Yet Lowe can't take all the credit, nor would she want to. ANU's impressive presence in the form of Owen Boss (design), Lynnette Moran and Matt Smyth (producers), Leanna Cuttle (Line Producer) and Maree Kearns (costumes) is evident throughout. Yet the real stars are relative newcomers Aggi O'Casey as Mae, and Eavan Gaffney as Florence in what is not just inspired casting it's, what's that word again, genius. O'Casey and Gaffney love the camera and the camera adores them in return. Capturing Florence and Mae's inner worlds, they convey their closest secrets with such composure and conviction it almost feels like a betrayal. If there's a sense, on occasion, that Lowe corrals her characters into becoming mouthpieces for another history and politics lesson, O'Casey and Gaffney ensure we never loose sight of two young women forced to live, work, and die under impossible conditions.

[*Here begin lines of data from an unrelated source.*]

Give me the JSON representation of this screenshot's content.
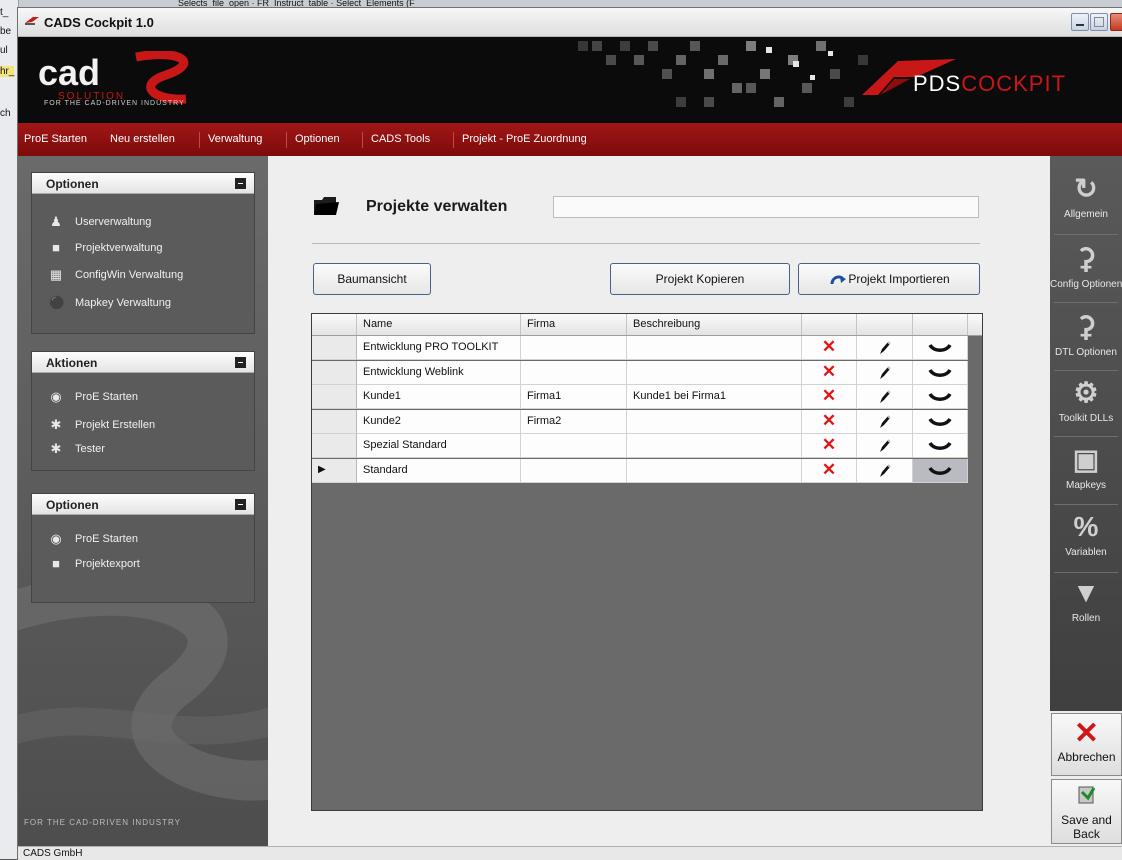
{
  "background_fragments": {
    "tab_text": "Selects_file_open · FR_Instruct_table · Select_Elements (F",
    "left_fragments": [
      "t_",
      "be",
      "ul",
      "hr_",
      "ch"
    ]
  },
  "window": {
    "title": "CADS Cockpit 1.0"
  },
  "banner": {
    "cads_logo_text": "cad",
    "solution_text": "SOLUTION",
    "tagline": "FOR THE CAD-DRIVEN INDUSTRY",
    "pds_prefix": "PDS",
    "pds_suffix": "COCKPIT"
  },
  "menu": {
    "items": [
      "ProE Starten",
      "Neu erstellen",
      "Verwaltung",
      "Optionen",
      "CADS Tools",
      "Projekt - ProE Zuordnung"
    ]
  },
  "sidebar": {
    "panel1": {
      "title": "Optionen",
      "items": [
        "Userverwaltung",
        "Projektverwaltung",
        "ConfigWin Verwaltung",
        "Mapkey Verwaltung"
      ]
    },
    "panel2": {
      "title": "Aktionen",
      "items": [
        "ProE Starten",
        "Projekt Erstellen",
        "Tester"
      ]
    },
    "panel3": {
      "title": "Optionen",
      "items": [
        "ProE Starten",
        "Projektexport"
      ]
    },
    "footer": "FOR THE CAD-DRIVEN INDUSTRY"
  },
  "content": {
    "heading": "Projekte verwalten",
    "search_value": "",
    "buttons": {
      "tree": "Baumansicht",
      "copy": "Projekt Kopieren",
      "import": "Projekt Importieren"
    },
    "table": {
      "columns": [
        "Name",
        "Firma",
        "Beschreibung"
      ],
      "selected_row": 5,
      "rows": [
        {
          "name": "Entwicklung PRO TOOLKIT",
          "firma": "",
          "beschreibung": ""
        },
        {
          "name": "Entwicklung Weblink",
          "firma": "",
          "beschreibung": ""
        },
        {
          "name": "Kunde1",
          "firma": "Firma1",
          "beschreibung": "Kunde1 bei Firma1"
        },
        {
          "name": "Kunde2",
          "firma": "Firma2",
          "beschreibung": ""
        },
        {
          "name": "Spezial Standard",
          "firma": "",
          "beschreibung": ""
        },
        {
          "name": "Standard",
          "firma": "",
          "beschreibung": ""
        }
      ]
    }
  },
  "right_toolbar": {
    "items": [
      "Allgemein",
      "Config Optionen",
      "DTL Optionen",
      "Toolkit DLLs",
      "Mapkeys",
      "Variablen",
      "Rollen"
    ],
    "cancel_label": "Abbrechen",
    "save_label_line1": "Save and",
    "save_label_line2": "Back"
  },
  "status": {
    "text": "CADS GmbH"
  },
  "colors": {
    "menu_red": "#8f1010",
    "accent_red": "#c81717",
    "delete_red": "#e01616"
  }
}
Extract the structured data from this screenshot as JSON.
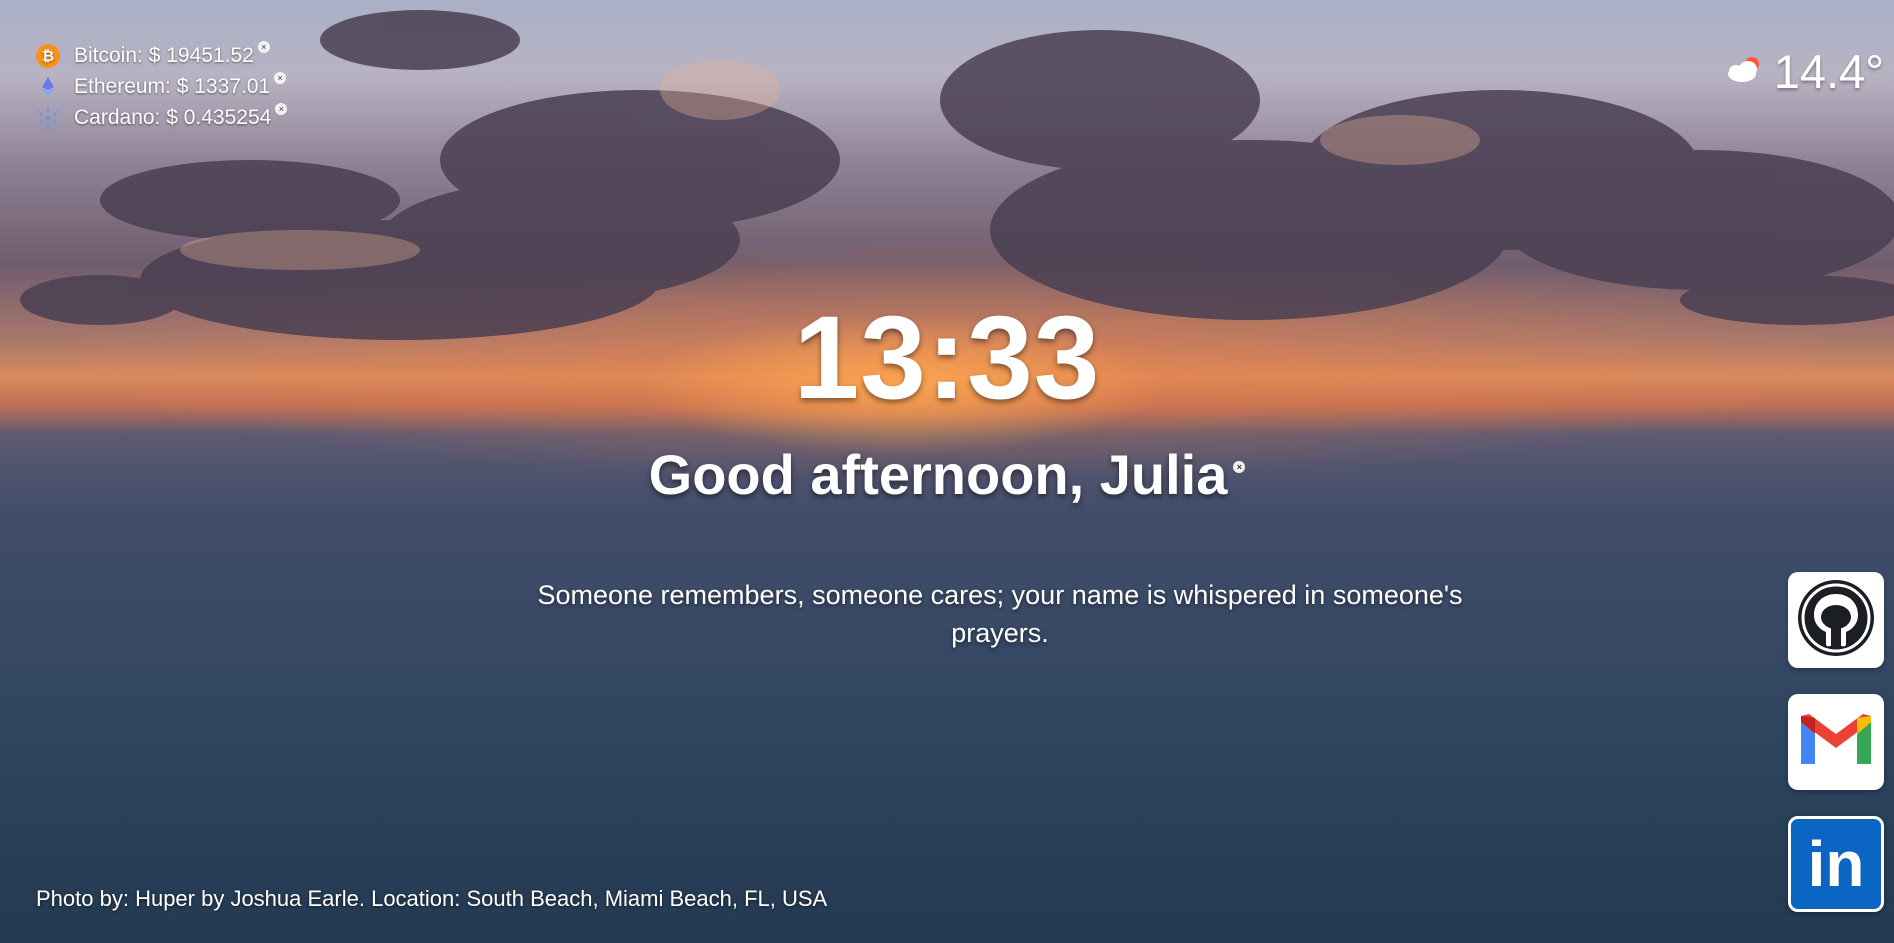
{
  "crypto": [
    {
      "name": "Bitcoin",
      "label": "Bitcoin: $ 19451.52",
      "icon": "bitcoin-icon",
      "color": "#f7931a"
    },
    {
      "name": "Ethereum",
      "label": "Ethereum: $ 1337.01",
      "icon": "ethereum-icon",
      "color": "#627eea"
    },
    {
      "name": "Cardano",
      "label": "Cardano: $ 0.435254",
      "icon": "cardano-icon",
      "color": "#3468d1"
    }
  ],
  "remove_glyph": "×",
  "weather": {
    "temperature": "14.4°",
    "icon": "partly-cloudy-sun-icon"
  },
  "clock": {
    "time": "13:33"
  },
  "greeting": {
    "text": "Good afternoon, Julia"
  },
  "quote": {
    "text": "Someone remembers, someone cares; your name is whispered in someone's prayers."
  },
  "socials": [
    {
      "name": "GitHub",
      "icon": "github-icon"
    },
    {
      "name": "Gmail",
      "icon": "gmail-icon"
    },
    {
      "name": "LinkedIn",
      "icon": "linkedin-icon",
      "glyph": "in"
    }
  ],
  "credit": {
    "text": "Photo by: Huper by Joshua Earle. Location: South Beach, Miami Beach, FL, USA"
  }
}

A master constantly works at perfecting their craft. Or, in this instance, crafts. Playwright, director, teacher, theatre maker, and currently film maker, Lowe can probably make a mean lasagne too, all while juggling cats. Limits being something she has little respect for. With Canaries, Lowe appears to be testing the cinematic waters, and the omens could be worrying for some. Visually moving in places, showing undeniable promise, film's gain might well be theatre's loss if Lowe and ANU decide to pursue this avenue. For Canaries is bursting with promise, Lowe's cinematic short story showing both range and depth despite an impressive visual economy. From the opening scene where Irish and British flags are being positioned, Canaries strives towards cinematic poetry and often gets there. Canaries also delivers an early Christmas present with O'Casey and Gaffney, both equally capable of setting the world alight. Catch them now in two gorgeously judged performances, exquisitely shot by Lowe, before the fanfare starts. Canaries' history might be stronger than its story, but it's always heartfelt and beautiful to look at. And you also get Sinéad Diskin's superb, heart aching score thrown in, like an extra special Christmas treat.
Canaries, written and directed by Louise Lowe and presented by ANU Productions, runs as part of Dublin Port Company's The Pumphouse Presents till December 23. Available free of charge as a gift from Dublin Port, donations will be accepted towards a new artist development fund to be managed by Axis Ballymun.
For more information visit Dublin Port Company.